GE Renewable Energy has an reached an agreement with Veolia North America to recycle blades removed from its US-based onshore turbines during upgrades and repowering projects.
Veolia will process the blades, which are mainly made of fibreglass, for use as a raw material for cement, using a cement kiln co-processing technology.
Blades that have been removed from turbines will be shredded at Veolia’s processing facility in Missouri and then used as a replacement for coal, sand and clay at cement manufacturing facilities across the US.
Similar recycling processes in Europe have been proven to be effective at a commercial scale.
On average, nearly 90% of the blade material, by weight, will be reused as a repurposed engineered material for cement production.
More than 65% of the blade weight replaces raw materials that would otherwise be added to the kiln to create the cement, and about 28% of the blade weight provides energy for the chemical reaction that takes place in the kiln.
GE Renewable Energy digital services business CEO Anne McEntee said: “Sustainable disposal of composites such as wind turbine blades has been a challenge, not only for the wind turbine industry, but also for aerospace, maritime, automotive and construction industries.
“VNA’s unique offering provides the opportunity to scale up and deploy quickly in North America, with minimum disruption to customers and significant benefit to the environment.

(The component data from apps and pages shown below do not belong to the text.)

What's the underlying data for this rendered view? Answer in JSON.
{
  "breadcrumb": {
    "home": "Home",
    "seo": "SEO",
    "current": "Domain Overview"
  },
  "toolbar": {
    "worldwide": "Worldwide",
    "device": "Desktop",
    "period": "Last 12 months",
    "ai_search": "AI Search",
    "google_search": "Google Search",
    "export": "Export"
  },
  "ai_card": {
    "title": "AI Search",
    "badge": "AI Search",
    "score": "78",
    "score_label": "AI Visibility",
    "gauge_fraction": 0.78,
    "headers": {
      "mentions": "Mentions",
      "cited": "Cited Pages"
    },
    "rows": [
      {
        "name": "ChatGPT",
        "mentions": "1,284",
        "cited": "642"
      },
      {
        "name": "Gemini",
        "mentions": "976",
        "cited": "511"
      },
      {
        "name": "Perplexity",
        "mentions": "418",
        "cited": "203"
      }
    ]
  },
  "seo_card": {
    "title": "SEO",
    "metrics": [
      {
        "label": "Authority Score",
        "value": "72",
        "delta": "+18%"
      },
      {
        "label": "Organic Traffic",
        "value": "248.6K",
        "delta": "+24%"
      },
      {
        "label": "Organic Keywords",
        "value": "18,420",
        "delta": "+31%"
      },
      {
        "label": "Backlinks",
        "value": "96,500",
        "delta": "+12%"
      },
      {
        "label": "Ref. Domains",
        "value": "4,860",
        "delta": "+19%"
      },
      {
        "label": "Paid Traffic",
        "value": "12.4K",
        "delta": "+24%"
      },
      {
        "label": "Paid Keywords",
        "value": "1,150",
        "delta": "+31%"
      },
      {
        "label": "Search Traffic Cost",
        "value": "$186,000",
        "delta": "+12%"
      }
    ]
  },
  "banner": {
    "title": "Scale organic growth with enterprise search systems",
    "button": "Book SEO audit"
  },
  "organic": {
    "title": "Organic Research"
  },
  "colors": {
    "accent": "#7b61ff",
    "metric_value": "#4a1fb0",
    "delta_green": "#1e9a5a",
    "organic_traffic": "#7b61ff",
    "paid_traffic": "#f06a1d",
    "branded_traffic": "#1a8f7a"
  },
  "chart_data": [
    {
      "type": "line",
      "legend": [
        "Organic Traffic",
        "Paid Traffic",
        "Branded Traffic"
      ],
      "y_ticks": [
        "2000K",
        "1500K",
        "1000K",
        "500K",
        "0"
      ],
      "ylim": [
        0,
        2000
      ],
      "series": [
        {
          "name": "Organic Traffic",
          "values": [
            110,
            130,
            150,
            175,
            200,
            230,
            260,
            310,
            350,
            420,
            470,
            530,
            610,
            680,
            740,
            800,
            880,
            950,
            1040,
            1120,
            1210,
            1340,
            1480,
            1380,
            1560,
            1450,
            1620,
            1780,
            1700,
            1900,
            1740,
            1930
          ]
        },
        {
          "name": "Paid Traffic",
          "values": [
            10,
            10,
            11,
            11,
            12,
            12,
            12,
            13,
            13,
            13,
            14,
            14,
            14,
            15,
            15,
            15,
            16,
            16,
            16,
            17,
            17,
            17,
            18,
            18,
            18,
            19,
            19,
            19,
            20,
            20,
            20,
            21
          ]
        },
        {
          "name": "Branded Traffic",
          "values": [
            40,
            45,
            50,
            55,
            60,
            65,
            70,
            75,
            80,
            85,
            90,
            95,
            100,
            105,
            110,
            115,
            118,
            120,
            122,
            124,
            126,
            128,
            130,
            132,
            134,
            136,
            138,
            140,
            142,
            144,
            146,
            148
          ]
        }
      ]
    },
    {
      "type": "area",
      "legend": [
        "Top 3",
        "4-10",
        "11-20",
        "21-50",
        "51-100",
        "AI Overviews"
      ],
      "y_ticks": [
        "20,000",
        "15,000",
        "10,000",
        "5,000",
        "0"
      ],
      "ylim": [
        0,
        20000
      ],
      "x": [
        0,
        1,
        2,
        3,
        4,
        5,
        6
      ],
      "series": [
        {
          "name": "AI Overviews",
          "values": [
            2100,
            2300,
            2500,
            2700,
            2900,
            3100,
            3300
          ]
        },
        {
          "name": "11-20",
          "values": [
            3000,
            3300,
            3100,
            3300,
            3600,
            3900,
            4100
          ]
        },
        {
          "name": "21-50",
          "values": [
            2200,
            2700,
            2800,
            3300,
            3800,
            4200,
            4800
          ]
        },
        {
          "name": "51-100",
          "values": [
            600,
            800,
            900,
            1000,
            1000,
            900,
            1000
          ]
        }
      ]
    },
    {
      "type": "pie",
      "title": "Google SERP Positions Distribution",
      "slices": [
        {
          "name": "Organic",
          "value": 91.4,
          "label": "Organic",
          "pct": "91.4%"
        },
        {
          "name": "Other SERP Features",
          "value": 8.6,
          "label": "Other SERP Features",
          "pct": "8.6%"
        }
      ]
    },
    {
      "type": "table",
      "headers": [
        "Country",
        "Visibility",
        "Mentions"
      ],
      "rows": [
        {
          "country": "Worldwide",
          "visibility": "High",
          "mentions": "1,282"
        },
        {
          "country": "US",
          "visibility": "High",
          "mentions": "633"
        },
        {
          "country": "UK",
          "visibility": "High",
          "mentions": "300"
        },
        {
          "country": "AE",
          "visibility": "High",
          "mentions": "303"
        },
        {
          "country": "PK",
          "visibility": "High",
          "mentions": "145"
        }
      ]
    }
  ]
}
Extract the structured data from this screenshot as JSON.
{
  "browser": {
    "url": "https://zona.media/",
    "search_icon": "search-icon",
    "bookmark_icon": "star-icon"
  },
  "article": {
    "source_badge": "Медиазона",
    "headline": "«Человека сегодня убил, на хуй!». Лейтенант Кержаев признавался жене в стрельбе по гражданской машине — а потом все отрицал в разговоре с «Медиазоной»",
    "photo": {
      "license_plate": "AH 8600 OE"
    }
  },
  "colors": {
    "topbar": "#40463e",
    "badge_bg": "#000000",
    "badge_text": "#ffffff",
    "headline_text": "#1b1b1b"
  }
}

“We look forward to working with them on this effort to create a circular economy for composite materials.”
In mid-2019 Veolia completed a trial using a GE blade and has processed more than 100 blades so far.
An environmental impact analysis conducted by Quantis US found that the net effect of blade recycling through cement kiln co-processing is positive in all categories.
Compared to traditional cement manufacturing, blade recycling enables a 27% net reduction in CO₂ emissions from cement production and a 13% net reduced water consumption.
In addition, a single wind turbine blade that weighs 7 US tonnes recycled through this process enables the cement kiln to avoid consuming nearly 5 tonnes of coal, 2.7 tonnes of silica, 1.9 tonnes of limestone and nearly a ton of additional mineral-based raw materials.
Largely due to the avoided coal consumption, this type of blade recycling also has a net-positive environmental impact in the categories of human health, ecosystem quality, and resource consumption, Quantis found.